The crisis at Fukushima Daiichi nuclear power plant has yielded the top news spot to the events in Libya for now, but it’s far from over. “Factually, the problem in Japan is only just starting, ” Sebastian Pflugbeil, a physicist and president of Gesellschaft für Strahlenschutz (Society for Radiation Protection, Germany) is quoted by German magazine Focus.
To secure Fukushima Daiichi, a total of 3 reactor cores (1, 2 and 3) and 4 spent fuel pools (1, 2, 3 and 4) need to be brought permanently under control. If any one of these cores or spent fuel pools goes into full melt down, high levels of radiation from destroyed fuel rod assemblies may pollute the reactor site so much that staff will be forced to indefinitely abandon the entire plant, including control rooms and cooling equipment of units currently in a semi-controlled state.
On Tuesday Tepco reconnected power to the damaged reactor blocks in Fukushima Daiichi, but it is still a long step from being able to turn on lights in control rooms to actually running massive cooling pumps in the damaged plant.
Keith Bradsher writes in the New York Times:

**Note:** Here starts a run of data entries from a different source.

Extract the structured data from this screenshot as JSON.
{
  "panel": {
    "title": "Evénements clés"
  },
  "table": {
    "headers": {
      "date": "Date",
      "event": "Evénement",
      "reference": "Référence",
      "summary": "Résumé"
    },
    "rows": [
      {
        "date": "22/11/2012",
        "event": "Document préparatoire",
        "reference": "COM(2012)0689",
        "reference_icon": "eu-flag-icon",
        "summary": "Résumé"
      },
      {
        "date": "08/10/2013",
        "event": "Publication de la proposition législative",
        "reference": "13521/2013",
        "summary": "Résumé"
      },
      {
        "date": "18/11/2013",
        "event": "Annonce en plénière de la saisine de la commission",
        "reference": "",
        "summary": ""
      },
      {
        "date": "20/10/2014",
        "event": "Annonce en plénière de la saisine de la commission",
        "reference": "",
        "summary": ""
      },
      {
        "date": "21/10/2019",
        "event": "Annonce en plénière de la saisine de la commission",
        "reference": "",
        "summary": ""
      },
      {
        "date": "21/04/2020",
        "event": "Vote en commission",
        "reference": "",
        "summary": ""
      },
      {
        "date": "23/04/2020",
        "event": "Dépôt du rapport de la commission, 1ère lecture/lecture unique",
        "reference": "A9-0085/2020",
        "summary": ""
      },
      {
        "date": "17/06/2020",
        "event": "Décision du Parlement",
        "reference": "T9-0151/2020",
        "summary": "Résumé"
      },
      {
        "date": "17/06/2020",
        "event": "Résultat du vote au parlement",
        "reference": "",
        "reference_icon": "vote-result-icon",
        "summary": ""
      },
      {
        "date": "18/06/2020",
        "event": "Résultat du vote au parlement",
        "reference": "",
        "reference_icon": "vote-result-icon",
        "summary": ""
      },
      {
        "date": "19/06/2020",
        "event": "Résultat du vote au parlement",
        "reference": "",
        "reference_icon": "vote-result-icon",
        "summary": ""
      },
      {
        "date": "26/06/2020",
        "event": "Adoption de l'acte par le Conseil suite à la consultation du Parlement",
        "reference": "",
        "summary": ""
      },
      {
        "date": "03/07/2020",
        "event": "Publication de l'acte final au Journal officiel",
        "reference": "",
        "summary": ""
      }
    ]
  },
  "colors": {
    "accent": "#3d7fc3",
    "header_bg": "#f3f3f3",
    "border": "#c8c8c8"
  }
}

Preventing the reactors and storage pools from overheating through radioactive decay would go a long way toward limiting radioactive contamination. But that would require pumping a lot of cold freshwater through them.
The emergency cooling system pump and motor for a boiling-water reactor are roughly the size and height of a compact hatchback car standing on its back bumper. The powerful system has the capacity to propel thousands of gallons of water a minute throughout a reactor pressure vessel and storage pool.

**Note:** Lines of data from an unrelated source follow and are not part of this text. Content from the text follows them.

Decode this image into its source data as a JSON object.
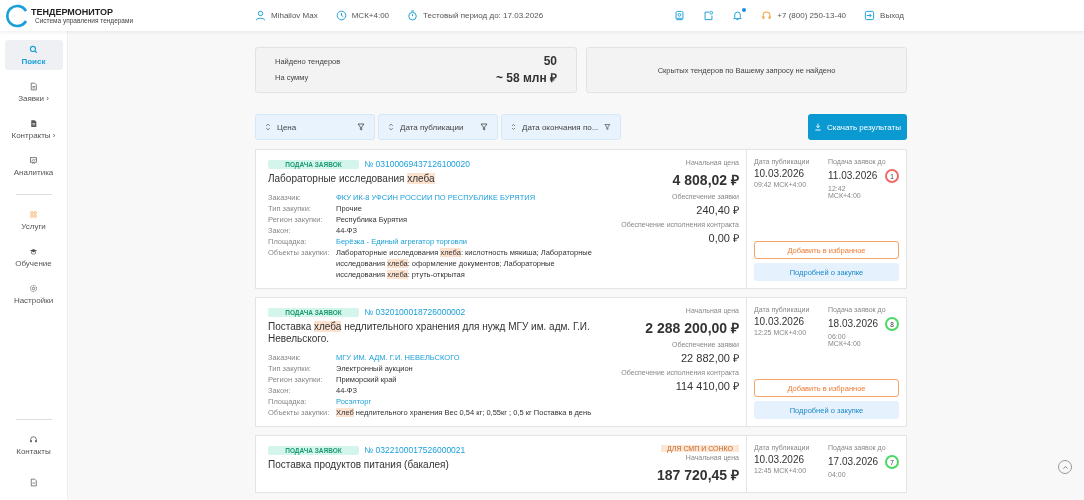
{
  "header": {
    "logo_title": "ТЕНДЕРМОНИТОР",
    "logo_subtitle": "Система управления тендерами",
    "user": "Mihailov Max",
    "timezone": "МСК+4:00",
    "trial": "Тестовый период до: 17.03.2026",
    "notifications_unread": true,
    "phone": "+7 (800) 250-13-40",
    "logout": "Выход"
  },
  "sidebar": {
    "items": [
      {
        "kind": "search",
        "label": "Поиск",
        "selected": true
      },
      {
        "kind": "requests",
        "label": "Заявки ›",
        "selected": false
      },
      {
        "kind": "contracts",
        "label": "Контракты ›",
        "selected": false
      },
      {
        "kind": "analytics",
        "label": "Аналитика",
        "selected": false
      },
      {
        "kind": "services",
        "label": "Услуги",
        "selected": false
      },
      {
        "kind": "learning",
        "label": "Обучение",
        "selected": false
      },
      {
        "kind": "settings",
        "label": "Настройки",
        "selected": false
      }
    ],
    "bottom_items": [
      {
        "kind": "contacts",
        "label": "Контакты"
      },
      {
        "kind": "document"
      }
    ]
  },
  "summary": {
    "found_label": "Найдено тендеров",
    "found_value": "50",
    "sum_label": "На сумму",
    "sum_value": "~ 58 млн ₽",
    "hidden_message": "Скрытых тендеров по Вашему запросу не найдено"
  },
  "sort_filters": [
    {
      "label": "Цена"
    },
    {
      "label": "Дата публикации"
    },
    {
      "label": "Дата окончания по..."
    }
  ],
  "download_button": "Скачать результаты",
  "tenders": [
    {
      "status": "ПОДАЧА ЗАЯВОК",
      "number": "№ 03100069437126100020",
      "title": "Лабораторные исследования **хлеба**",
      "details": [
        {
          "label": "Заказчик:",
          "value": "ФКУ ИК-8 УФСИН РОССИИ ПО РЕСПУБЛИКЕ БУРЯТИЯ",
          "link": true
        },
        {
          "label": "Тип закупки:",
          "value": "Прочие",
          "link": false
        },
        {
          "label": "Регион закупки:",
          "value": "Республика Бурятия",
          "link": false
        },
        {
          "label": "Закон:",
          "value": "44-ФЗ",
          "link": false
        },
        {
          "label": "Площадка:",
          "value": "Берёзка - Единый агрегатор торговли",
          "link": true
        },
        {
          "label": "Объекты закупки:",
          "value": "Лабораторные исследования **хлеба**: кислотность мякиша; Лабораторные исследования **хлеба**: оформление документов; Лабораторные исследования **хлеба**: ртуть-открытая",
          "link": false
        }
      ],
      "prices": [
        {
          "kind": "main",
          "label": "Начальная цена",
          "value": "4 808,02 ₽"
        },
        {
          "kind": "secondary",
          "label": "Обеспечение заявки",
          "value": "240,40 ₽"
        },
        {
          "kind": "secondary",
          "label": "Обеспечение исполнения контракта",
          "value": "0,00 ₽"
        }
      ],
      "published_label": "Дата публикации",
      "published_date": "10.03.2026",
      "published_time": "09:42 МСК+4:00",
      "deadline_label": "Подача заявок до",
      "deadline_date": "11.03.2026",
      "deadline_time": "12:42 МСК+4:00",
      "days_left": {
        "value": "1",
        "color": "#f06b6b"
      },
      "favorite_button": "Добавить в избранное",
      "details_button": "Подробней о закупке"
    },
    {
      "status": "ПОДАЧА ЗАЯВОК",
      "number": "№ 0320100018726000002",
      "title": "Поставка **хлеба** недлительного хранения для нужд МГУ им. адм. Г.И. Невельского.",
      "details": [
        {
          "label": "Заказчик:",
          "value": "МГУ ИМ. АДМ. Г.И. НЕВЕЛЬСКОГО",
          "link": true
        },
        {
          "label": "Тип закупки:",
          "value": "Электронный аукцион",
          "link": false
        },
        {
          "label": "Регион закупки:",
          "value": "Приморский край",
          "link": false
        },
        {
          "label": "Закон:",
          "value": "44-ФЗ",
          "link": false
        },
        {
          "label": "Площадка:",
          "value": "Росэлторг",
          "link": true
        },
        {
          "label": "Объекты закупки:",
          "value": "**Хлеб** недлительного хранения Вес 0,54 кг; 0,55кг ; 0,5 кг Поставка в день",
          "link": false
        }
      ],
      "prices": [
        {
          "kind": "main",
          "label": "Начальная цена",
          "value": "2 288 200,00 ₽"
        },
        {
          "kind": "secondary",
          "label": "Обеспечение заявки",
          "value": "22 882,00 ₽"
        },
        {
          "kind": "secondary",
          "label": "Обеспечение исполнения контракта",
          "value": "114 410,00 ₽"
        }
      ],
      "published_label": "Дата публикации",
      "published_date": "10.03.2026",
      "published_time": "12:25 МСК+4:00",
      "deadline_label": "Подача заявок до",
      "deadline_date": "18.03.2026",
      "deadline_time": "06:00 МСК+4:00",
      "days_left": {
        "value": "8",
        "color": "#4cd964"
      },
      "favorite_button": "Добавить в избранное",
      "details_button": "Подробней о закупке"
    },
    {
      "status": "ПОДАЧА ЗАЯВОК",
      "number": "№ 0322100017526000021",
      "title": "Поставка продуктов питания (бакалея)",
      "sme_badge": "ДЛЯ СМП И СОНКО",
      "prices": [
        {
          "kind": "main",
          "label": "Начальная цена",
          "value": "187 720,45 ₽"
        }
      ],
      "published_label": "Дата публикации",
      "published_date": "10.03.2026",
      "published_time": "12:45 МСК+4:00",
      "deadline_label": "Подача заявок до",
      "deadline_date": "17.03.2026",
      "deadline_time": "04:00",
      "days_left": {
        "value": "7",
        "color": "#4cd964"
      }
    }
  ]
}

These pumps first need draining of air pockets to be able to be operated again, which is a difficult process under ordinary conditions, when the core isn’t damaged yet and radioactivity in the water of the primary cooling cycle is relatively low. Now the risks to the technicians will be tremendous.
It has also been reported that the pumps in unit #2 are no longer usable and replacements have been ordered. Any effort to remove the dead pumps, move in new pumps and reconnect them to the piping is going to be a real challenge under current conditions.

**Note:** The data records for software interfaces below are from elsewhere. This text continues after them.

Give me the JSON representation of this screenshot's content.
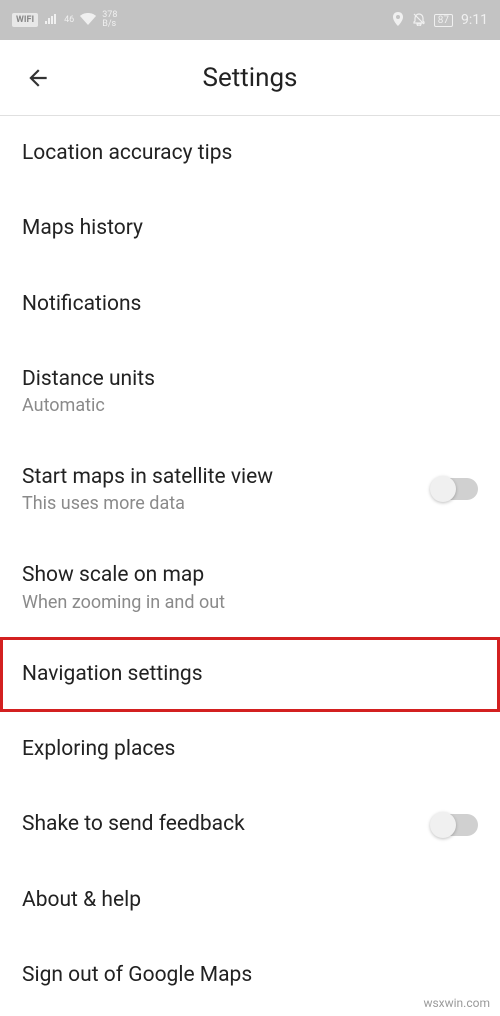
{
  "status_bar": {
    "wifi_label": "WIFI",
    "signal_text": "46",
    "net_top": "378",
    "net_bottom": "B/s",
    "battery": "87",
    "time": "9:11"
  },
  "header": {
    "title": "Settings"
  },
  "items": [
    {
      "title": "Location accuracy tips",
      "sub": "",
      "toggle": false,
      "highlighted": false
    },
    {
      "title": "Maps history",
      "sub": "",
      "toggle": false,
      "highlighted": false
    },
    {
      "title": "Notifications",
      "sub": "",
      "toggle": false,
      "highlighted": false
    },
    {
      "title": "Distance units",
      "sub": "Automatic",
      "toggle": false,
      "highlighted": false
    },
    {
      "title": "Start maps in satellite view",
      "sub": "This uses more data",
      "toggle": true,
      "highlighted": false
    },
    {
      "title": "Show scale on map",
      "sub": "When zooming in and out",
      "toggle": false,
      "highlighted": false
    },
    {
      "title": "Navigation settings",
      "sub": "",
      "toggle": false,
      "highlighted": true
    },
    {
      "title": "Exploring places",
      "sub": "",
      "toggle": false,
      "highlighted": false
    },
    {
      "title": "Shake to send feedback",
      "sub": "",
      "toggle": true,
      "highlighted": false
    },
    {
      "title": "About & help",
      "sub": "",
      "toggle": false,
      "highlighted": false
    },
    {
      "title": "Sign out of Google Maps",
      "sub": "",
      "toggle": false,
      "highlighted": false
    }
  ],
  "watermark": "wsxwin.com"
}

A couple of days ago the first reports came in of low doses of radiation in drinking water in Tokyo, then still around 1% of legal limits. That was after winds for the first time since the accident had blown south from Fukushima towards the Kanto area, the flat plain surrounding Tokyo. Later they turned back out towards the sea.
This week the winds from the north returned. Radiation levels in drinking water in Tokyo that exceed Japanese legal limits for infants below one year old have now alerted many to the risks. Tap water should no longer be used to mix with infant formula, but stores have run out of bottled water. What are mothers going to do? Boiling does not destroy radioactivity. Tokyo gets much of its drinking water from dams in the mountains west of the city, such as Lake Okutama, which get replenished by rain.
The Kanto plain is home to about as many people as live in Canada, California or Spain. What are they going to do without safe drinking water?
For lack of available fresh water, sea water has been used for cooling at Fukushima for almost two weeks now. Each ton of sea water contains about 35 kg of salt, which stays behind when the water boils off or evaporates as steam. Gradually the inside of the reactor cores and storage pools will become silted or encrusted with solid salt. Sooner or later the efforts to cool the reactors won’t be sustainable without ample supplies of fresh water.
Time is running out in Fukushima.
- New Problems at Japanese Plant Subdue Optimism (NewYork Times)
- Status update by Gesellschaft für Reaktorsicherheit (in German)